It's so hard to get an acting job. So from that perspective, you're just grateful that anybody thought you were good enough to be there. I think a lot of times I go through the motions of faking it till I make it, waiting for someone to call me a fraud. I think that it’s a blessing that someone just hires you and I'm so grateful that someone sees the hard work that I’m putting in to tell an important story. And then on that important story note, I think that the message of the series is still applicable today. I think it's important to be part of powerful stories and this story revolves around communities that are still being underserved and over policed, and the members of those communities are crying out for change and struggling to be heard.
Ryan had consulted with Rashad Robinson, who's the president of the nonprofit civil rights advocacy organization Color of Change, to ensure that these victims' stories were front and center and that this didn't revolve around Jeffrey. I think that the production of this project going that direction is what makes it different and sets it apart. And I'm just very proud to be a part of that.
You’ve said that to be an actor, you have to love acting, otherwise it’s just too hard to do if you don’t love it. So, why do you love acting?
Besides having an incredibly dramatic personality and it gives me an excuse to be as rambunctious or wild or imaginative as I can be, I truthfully just grew up around the business. My mom and dad met at the Alabama Shakespeare Festival and I know when you hear the word Shakespeare, it's not really associated with Alabama, but at the time, it was one of the biggest Shakespeare festivals in the world. And I think it's one of those things that just makes me feel close to my family. I think it's just something that they always have had interest in that was then passed down to me and I used to go to the movies every weekend with my dad.
I just don't know a life without it. I think when I get to do it, I feel present. The members of my family that I care so much about, I just want them to be proud of the work that I'm doing and the hustle that is acting.
What role can we see you in next?
I did a movie with Academy Award winner Tom Schulman that just got into the Newport Film Festival and will premiere on the opening weekend on Oct. 15. I'm really excited about that. It's called Double Down South. It's a cool hustling billiards film.
I'm a huge billiards fan. My pop-pop used to teach me how to play in my basement and The Color of Money is one of my favorite movies of all time. So I think being associated with a pool hall film made me feel so bad***. It's a good story as well. It's a powerful story and I think it's one of those movies that actually made me feel good at the end. It was a happy ending, and I think that sometimes we don't always get that in real life or in film and I'm happy that anybody who's gonna get to see that will probably feel that way when they watch it as well.

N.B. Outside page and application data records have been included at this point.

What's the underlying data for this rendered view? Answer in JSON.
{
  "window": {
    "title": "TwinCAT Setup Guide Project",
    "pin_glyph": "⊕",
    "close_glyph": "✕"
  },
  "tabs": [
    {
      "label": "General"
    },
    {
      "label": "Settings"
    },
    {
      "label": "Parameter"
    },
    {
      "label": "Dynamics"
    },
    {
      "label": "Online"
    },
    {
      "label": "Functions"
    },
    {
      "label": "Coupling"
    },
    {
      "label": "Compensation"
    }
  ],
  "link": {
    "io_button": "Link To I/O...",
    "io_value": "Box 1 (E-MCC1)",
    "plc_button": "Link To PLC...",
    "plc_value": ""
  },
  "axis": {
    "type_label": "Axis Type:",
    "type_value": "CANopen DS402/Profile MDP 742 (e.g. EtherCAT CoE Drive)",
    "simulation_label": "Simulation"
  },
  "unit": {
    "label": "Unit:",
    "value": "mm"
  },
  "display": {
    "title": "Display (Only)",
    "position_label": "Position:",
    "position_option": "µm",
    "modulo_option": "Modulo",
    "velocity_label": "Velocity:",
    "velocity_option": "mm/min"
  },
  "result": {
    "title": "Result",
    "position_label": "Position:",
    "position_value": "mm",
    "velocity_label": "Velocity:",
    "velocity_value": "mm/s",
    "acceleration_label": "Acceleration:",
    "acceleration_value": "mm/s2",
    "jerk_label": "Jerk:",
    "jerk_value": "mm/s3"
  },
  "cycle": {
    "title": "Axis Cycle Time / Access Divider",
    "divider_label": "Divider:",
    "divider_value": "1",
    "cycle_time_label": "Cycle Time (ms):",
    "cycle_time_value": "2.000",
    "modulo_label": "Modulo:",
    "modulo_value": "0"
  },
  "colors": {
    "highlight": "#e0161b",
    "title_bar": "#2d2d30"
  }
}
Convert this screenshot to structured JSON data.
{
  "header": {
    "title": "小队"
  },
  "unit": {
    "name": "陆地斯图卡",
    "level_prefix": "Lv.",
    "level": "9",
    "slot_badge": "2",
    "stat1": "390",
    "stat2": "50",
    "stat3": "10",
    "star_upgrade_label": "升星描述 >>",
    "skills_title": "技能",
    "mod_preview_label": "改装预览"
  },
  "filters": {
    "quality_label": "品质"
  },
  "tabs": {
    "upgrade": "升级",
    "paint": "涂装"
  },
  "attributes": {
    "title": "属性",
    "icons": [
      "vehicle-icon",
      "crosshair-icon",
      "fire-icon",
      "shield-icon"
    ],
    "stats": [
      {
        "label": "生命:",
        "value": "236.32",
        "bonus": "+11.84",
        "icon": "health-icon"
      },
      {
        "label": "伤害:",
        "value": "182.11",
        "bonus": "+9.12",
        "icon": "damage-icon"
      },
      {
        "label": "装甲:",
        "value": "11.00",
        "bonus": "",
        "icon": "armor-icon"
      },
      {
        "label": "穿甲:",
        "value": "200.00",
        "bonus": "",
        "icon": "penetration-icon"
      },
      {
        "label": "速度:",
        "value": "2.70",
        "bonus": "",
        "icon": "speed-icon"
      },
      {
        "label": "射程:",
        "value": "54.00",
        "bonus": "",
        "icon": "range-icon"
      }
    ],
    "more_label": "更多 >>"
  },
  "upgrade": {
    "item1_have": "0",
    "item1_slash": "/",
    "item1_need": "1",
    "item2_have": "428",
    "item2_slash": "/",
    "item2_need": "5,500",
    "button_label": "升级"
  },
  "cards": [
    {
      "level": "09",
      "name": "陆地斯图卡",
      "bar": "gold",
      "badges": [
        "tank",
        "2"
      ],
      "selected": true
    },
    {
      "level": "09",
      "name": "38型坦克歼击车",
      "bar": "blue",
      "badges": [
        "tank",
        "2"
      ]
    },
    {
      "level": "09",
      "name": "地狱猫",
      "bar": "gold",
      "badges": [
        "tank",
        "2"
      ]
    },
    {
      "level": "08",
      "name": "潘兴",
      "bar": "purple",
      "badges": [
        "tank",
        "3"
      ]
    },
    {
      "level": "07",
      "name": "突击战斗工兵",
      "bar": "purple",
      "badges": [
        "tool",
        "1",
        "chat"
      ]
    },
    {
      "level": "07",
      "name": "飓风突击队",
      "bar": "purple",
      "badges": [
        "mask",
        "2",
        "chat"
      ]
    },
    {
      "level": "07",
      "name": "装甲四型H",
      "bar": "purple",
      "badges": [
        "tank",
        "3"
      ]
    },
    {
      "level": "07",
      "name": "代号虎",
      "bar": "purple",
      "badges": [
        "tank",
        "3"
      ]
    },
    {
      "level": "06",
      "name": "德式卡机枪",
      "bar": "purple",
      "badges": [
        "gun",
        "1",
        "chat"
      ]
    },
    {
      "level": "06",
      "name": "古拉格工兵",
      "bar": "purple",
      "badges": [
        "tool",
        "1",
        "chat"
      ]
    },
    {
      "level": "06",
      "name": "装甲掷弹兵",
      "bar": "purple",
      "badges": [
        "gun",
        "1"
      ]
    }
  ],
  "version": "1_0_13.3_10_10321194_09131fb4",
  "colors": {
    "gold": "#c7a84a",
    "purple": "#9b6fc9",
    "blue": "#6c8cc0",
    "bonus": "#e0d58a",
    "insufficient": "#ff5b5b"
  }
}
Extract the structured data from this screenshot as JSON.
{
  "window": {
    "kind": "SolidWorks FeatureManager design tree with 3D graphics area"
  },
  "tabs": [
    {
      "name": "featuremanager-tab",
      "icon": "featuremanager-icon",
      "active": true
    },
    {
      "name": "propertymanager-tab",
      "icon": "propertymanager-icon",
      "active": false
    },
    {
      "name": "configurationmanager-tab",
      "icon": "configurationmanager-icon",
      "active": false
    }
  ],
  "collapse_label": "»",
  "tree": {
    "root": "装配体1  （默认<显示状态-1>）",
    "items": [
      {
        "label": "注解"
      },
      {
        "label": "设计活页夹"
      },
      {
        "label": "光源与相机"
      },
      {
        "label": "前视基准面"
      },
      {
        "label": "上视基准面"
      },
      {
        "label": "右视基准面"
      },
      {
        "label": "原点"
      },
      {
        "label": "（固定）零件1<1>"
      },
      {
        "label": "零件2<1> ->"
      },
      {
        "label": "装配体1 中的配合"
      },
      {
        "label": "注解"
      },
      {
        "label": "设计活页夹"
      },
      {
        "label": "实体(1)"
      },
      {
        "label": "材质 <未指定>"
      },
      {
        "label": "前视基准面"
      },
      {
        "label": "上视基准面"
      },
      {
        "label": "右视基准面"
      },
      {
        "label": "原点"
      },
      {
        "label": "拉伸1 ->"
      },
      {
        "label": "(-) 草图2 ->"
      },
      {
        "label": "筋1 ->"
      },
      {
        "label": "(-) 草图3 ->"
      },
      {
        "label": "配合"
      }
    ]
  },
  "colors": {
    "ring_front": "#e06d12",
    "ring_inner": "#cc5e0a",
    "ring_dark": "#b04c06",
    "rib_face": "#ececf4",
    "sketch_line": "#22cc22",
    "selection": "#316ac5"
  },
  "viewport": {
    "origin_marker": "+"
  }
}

This interview has been edited for length and clarity.
Photography by: Photo by David Higgs